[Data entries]
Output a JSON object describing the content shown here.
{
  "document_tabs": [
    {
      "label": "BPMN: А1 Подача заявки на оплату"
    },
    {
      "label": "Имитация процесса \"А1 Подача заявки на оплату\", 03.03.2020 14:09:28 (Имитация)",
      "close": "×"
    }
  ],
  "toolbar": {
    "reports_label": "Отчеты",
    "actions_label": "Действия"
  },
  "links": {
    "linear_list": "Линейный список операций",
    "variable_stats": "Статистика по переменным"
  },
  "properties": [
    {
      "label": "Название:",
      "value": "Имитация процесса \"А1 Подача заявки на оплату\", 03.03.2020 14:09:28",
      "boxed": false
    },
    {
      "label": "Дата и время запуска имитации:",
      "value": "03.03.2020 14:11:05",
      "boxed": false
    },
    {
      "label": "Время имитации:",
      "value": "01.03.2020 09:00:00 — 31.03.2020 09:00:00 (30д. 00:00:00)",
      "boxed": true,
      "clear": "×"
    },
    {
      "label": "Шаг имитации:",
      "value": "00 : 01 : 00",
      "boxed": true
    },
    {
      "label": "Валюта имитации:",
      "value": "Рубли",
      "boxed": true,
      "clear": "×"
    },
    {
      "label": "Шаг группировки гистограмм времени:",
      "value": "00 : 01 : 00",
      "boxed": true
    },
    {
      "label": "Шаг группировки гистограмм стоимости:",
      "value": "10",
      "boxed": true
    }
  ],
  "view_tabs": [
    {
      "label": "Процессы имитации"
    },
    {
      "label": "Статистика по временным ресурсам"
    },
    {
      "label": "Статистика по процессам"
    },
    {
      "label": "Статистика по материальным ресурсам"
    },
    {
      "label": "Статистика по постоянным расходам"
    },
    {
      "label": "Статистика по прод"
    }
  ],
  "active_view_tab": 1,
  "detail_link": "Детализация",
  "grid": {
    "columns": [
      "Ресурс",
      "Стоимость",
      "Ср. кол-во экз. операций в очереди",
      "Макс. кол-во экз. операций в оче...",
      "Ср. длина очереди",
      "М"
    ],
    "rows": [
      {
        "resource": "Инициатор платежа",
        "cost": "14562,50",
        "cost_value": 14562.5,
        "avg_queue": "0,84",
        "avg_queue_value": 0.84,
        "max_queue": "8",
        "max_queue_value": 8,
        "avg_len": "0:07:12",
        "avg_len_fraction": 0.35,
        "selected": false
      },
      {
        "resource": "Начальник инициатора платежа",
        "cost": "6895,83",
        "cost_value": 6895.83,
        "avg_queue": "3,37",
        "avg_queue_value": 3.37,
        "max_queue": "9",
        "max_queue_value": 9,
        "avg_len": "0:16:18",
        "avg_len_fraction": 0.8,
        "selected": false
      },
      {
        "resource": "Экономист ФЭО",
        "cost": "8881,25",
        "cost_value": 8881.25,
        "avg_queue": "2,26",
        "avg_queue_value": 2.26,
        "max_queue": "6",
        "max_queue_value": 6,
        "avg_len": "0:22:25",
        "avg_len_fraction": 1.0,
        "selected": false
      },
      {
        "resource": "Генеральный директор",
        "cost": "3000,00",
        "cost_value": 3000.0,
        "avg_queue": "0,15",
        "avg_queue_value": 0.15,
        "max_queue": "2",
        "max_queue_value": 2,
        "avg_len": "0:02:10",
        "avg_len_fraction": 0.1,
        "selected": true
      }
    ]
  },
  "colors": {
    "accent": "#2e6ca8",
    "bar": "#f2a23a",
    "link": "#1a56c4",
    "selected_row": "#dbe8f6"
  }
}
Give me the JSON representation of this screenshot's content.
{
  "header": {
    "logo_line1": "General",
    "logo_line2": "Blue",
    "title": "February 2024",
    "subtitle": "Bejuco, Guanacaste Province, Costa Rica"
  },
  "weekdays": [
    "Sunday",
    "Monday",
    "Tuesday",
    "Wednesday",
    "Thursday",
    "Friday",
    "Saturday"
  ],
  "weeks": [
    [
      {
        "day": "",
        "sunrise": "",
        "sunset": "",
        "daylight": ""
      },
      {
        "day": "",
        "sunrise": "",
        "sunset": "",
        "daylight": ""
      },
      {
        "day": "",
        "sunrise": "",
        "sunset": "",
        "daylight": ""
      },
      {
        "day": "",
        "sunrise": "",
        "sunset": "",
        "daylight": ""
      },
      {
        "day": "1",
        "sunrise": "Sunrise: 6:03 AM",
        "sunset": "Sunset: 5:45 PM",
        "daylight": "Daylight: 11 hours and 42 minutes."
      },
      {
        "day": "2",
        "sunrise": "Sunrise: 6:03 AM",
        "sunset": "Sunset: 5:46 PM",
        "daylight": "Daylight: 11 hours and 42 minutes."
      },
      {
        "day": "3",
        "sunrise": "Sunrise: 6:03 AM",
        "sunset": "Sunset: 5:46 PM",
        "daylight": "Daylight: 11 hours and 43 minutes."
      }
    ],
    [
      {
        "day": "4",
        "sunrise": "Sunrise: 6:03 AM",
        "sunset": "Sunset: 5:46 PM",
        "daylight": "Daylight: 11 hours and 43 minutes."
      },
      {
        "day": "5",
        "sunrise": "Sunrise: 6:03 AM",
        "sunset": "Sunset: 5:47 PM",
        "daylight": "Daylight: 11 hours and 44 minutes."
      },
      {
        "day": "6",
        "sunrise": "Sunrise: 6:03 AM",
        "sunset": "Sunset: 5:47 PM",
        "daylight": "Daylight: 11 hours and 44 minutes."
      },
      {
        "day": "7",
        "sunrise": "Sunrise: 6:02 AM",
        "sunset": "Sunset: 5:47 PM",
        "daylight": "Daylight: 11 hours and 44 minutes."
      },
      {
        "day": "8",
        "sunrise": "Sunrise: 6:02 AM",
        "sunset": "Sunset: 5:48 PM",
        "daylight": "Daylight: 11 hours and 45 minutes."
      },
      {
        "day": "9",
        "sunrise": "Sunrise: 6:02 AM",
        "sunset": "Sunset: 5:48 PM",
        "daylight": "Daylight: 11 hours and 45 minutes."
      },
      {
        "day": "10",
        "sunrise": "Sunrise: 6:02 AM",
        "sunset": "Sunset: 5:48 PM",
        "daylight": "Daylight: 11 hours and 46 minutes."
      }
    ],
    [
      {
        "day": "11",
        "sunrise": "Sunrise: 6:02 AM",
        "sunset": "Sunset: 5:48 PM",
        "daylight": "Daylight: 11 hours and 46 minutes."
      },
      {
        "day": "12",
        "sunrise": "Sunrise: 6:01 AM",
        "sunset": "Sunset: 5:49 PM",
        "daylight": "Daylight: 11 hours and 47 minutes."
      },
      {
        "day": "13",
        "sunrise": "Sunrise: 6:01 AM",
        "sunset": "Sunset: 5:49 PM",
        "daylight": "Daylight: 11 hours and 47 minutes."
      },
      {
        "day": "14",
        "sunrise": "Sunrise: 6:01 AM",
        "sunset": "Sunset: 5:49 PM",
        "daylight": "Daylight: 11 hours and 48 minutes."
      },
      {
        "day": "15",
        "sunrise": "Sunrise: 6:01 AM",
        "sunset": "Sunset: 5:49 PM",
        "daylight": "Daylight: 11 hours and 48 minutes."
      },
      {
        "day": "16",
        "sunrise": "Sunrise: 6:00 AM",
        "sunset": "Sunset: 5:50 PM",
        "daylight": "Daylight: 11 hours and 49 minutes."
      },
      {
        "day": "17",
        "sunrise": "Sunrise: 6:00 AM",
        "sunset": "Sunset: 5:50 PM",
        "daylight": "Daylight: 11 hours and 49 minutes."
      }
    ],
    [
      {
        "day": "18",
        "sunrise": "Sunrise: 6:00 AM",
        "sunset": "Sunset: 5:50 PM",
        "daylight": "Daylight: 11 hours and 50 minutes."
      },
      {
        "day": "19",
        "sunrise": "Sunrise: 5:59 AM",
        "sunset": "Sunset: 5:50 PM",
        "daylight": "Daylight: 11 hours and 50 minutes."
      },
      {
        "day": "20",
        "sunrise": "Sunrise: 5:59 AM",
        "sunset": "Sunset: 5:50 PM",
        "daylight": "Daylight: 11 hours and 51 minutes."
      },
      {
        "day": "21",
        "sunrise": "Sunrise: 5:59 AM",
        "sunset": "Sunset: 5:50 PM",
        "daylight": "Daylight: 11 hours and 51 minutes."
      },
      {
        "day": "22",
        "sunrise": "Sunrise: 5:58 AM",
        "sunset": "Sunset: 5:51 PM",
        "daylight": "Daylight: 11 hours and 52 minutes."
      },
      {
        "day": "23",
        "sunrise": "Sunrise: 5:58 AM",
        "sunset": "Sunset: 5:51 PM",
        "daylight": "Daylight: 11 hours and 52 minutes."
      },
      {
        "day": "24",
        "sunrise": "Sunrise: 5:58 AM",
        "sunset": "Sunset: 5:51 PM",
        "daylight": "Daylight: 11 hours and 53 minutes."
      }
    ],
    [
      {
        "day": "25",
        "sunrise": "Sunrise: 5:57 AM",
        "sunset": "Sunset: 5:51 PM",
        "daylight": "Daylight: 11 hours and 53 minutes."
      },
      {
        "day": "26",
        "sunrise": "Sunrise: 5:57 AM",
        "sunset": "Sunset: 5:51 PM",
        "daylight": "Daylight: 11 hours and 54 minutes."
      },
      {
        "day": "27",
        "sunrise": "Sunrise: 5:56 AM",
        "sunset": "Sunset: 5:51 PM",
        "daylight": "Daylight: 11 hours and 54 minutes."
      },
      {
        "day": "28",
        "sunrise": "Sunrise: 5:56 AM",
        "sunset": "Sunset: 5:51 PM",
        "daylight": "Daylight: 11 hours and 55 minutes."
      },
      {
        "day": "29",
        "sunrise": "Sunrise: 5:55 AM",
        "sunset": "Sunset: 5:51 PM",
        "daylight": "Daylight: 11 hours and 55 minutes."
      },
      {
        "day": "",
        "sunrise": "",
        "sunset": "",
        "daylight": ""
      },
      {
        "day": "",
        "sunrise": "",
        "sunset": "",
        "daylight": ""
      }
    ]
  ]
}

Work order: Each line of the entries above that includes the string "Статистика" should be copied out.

Your solution:
    "variable_stats": "Статистика по переменным"
      "label": "Статистика по временным ресурсам"
      "label": "Статистика по процессам"
      "label": "Статистика по материальным ресурсам"
      "label": "Статистика по постоянным расходам"
      "label": "Статистика по прод"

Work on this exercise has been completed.